The spike in cash buffers after the second round of stimulus at the beginning of January 2021 appeared to be shorter-lived. While the balance gains following the first round of stimulus tapered off slowly throughout the remainder of the year, the balance gains from the second disbursement seemed to revert within the following weeks. There could be several factors contributing to the different patterns. First, the disbursement timeline for the second round was much more compact than the first. Second, spending—and outflows in general—were depressed during the spring of 2020, contrib­uting positively to balances, absent a corresponding decrease in inflows. Given that outflows had mostly returned to typical levels by the end of 2020, that could partially explain a faster depletion of January 2021 balance gains. Finally, the second stimulus disbursement occurred when cash balances were still elevated, enabling families to use the stimulus funds more immediately rather than maintain them to further shore up cash buffer. We observe this via increases in spending, debt and credit card payments, and transfers to savings—all of which may have been on hold during the higher uncertainty of the early pandemic.

Social safety net and stimulus are playing a key role in boosting the cash buffers of families, especially low-income families, showing the importance of targeted support. On a percent basis, increases in cash balances were most pronounced for families in the lower income quartiles. Low-income families also experienced the largest increase in median total income during the pandemic, despite having the highest rate of job losses. Supplemental increases to UI benefits contributed to these increases in total income.

While liquid balances increased during the early period of the pandemic for all income quartiles, the ways in which income and expenditures contributed to those balances differed across the income spectrum. For most families, balances grew despite elevated outflows because of even larger increases in inflows, but high-income families experienced the reverse: balances grew despite decreases in inflows because of concurrent cuts in outflows. Families in the lowest three income quartiles exhibited year-over-year increases in spending and conditional debt and credit card payment amounts. They also experienced year-over-year increases in total income, supplemented by increases in unemployment insurance. The latter factors outweighed the former, resulting in growth in median checking account balances. In contrast, the highest-earning families had total income at parity with 2019 for most of the pandemic, representing a decrease relative to pre-pandemic elevation over the prior year. At the same time, their spending was below or at parity with 2019 levels, as were their debt payments. These decreases in outflow behavior were large enough to allow continued elevation in median balances for the highest-earning families, despite stable inflows.

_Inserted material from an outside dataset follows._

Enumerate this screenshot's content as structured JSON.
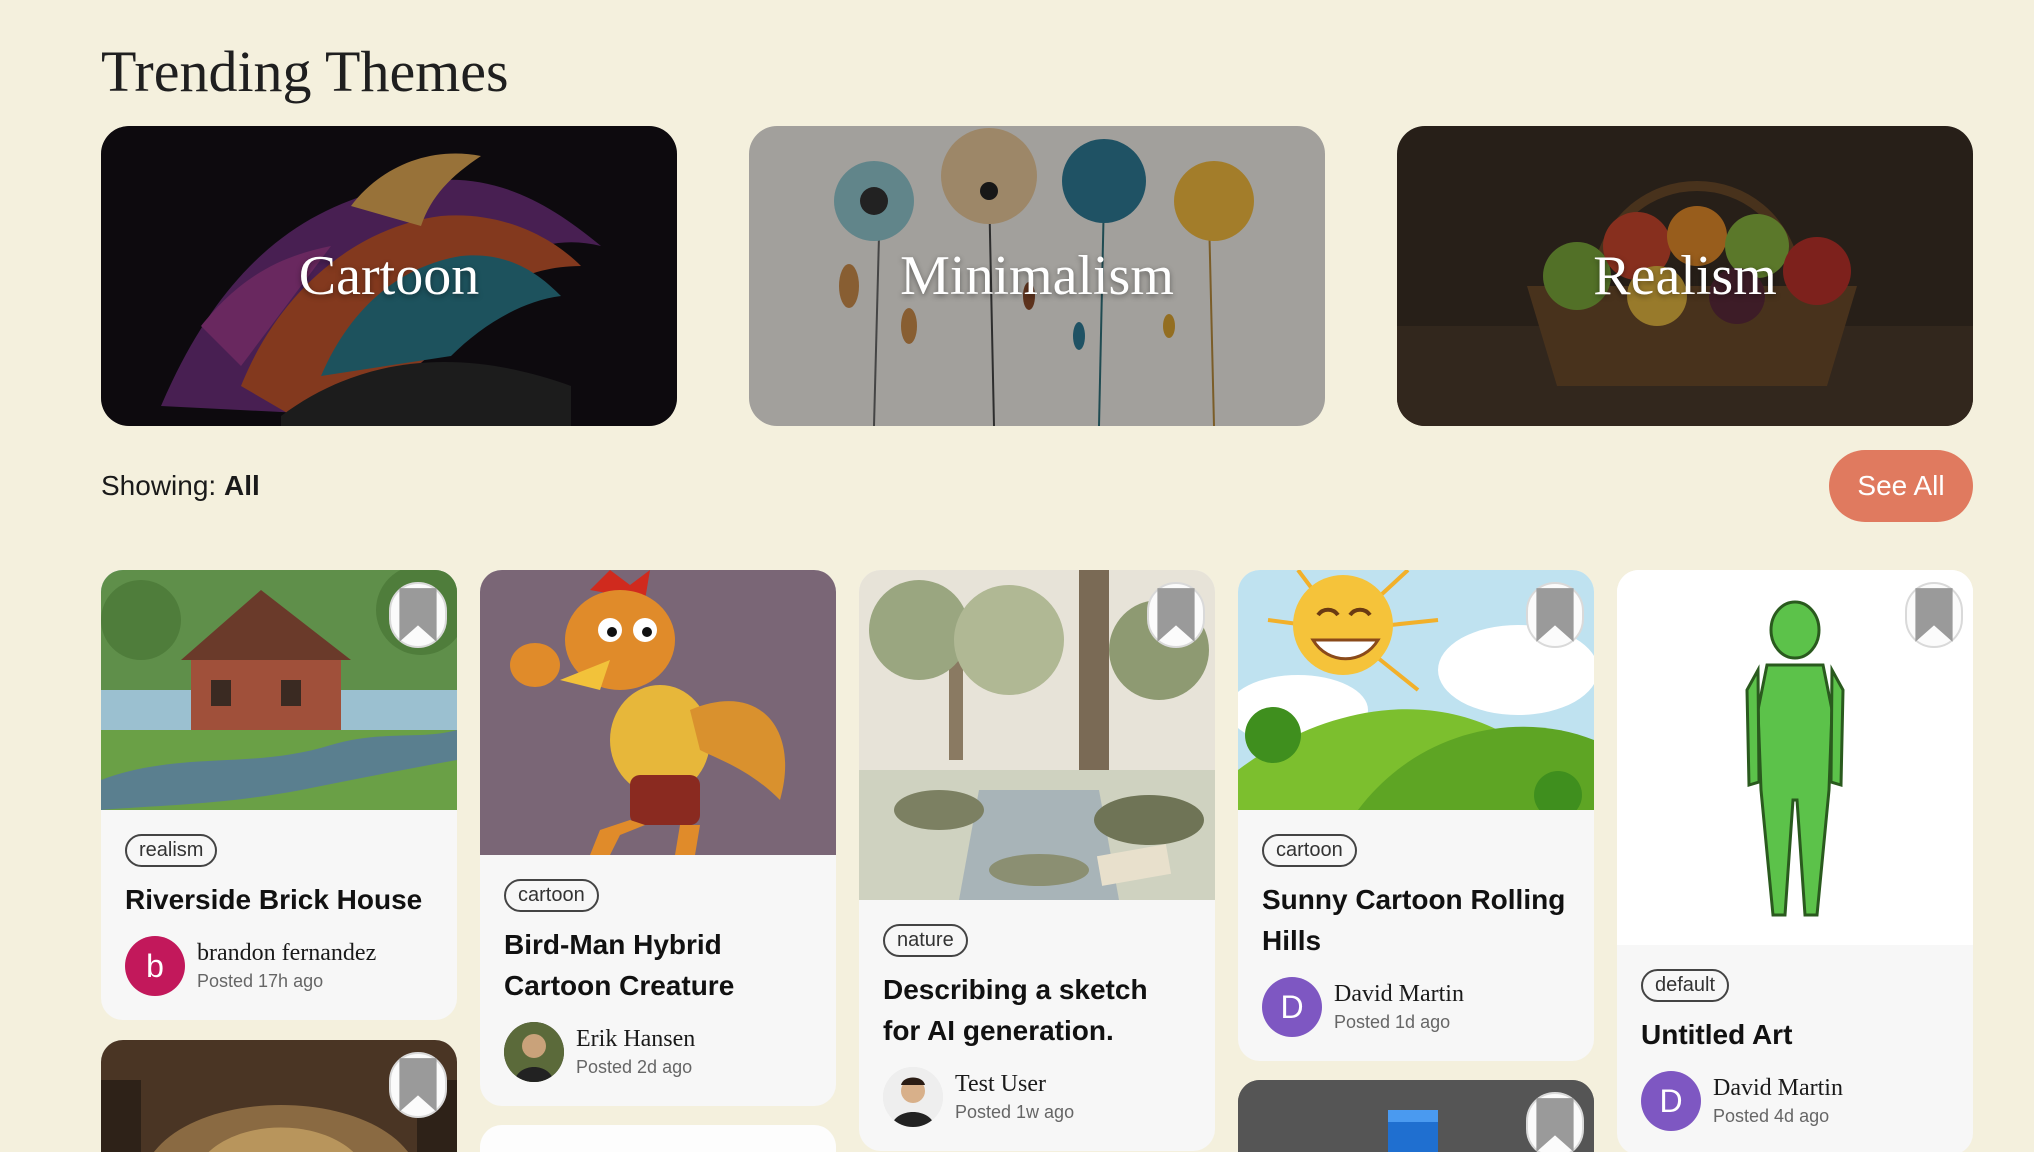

A distributional view of the house­hold sector is crucial to understand­ing the financial outcomes of the typical family during the pandemic. As shown in Finding One, balance trends differ by metric: means often remain steadily elevated while medians steadily decrease. This means that relying on aggregate average statistics alone may mask important changes in financial outcomes of the typical family. Moreover, aggregate statistics on the deposits of households and nonprofits as well as commercial banks do not isolate the outcomes of households as distinct from other sectors. This separation is critical to understanding the impacts of the pandemic and policies on the typical family.


Fiona Greig


Erica Deadman

Consumer Research Lead

Pascal Noel

JPMorgan Chase Institute Academic Fellow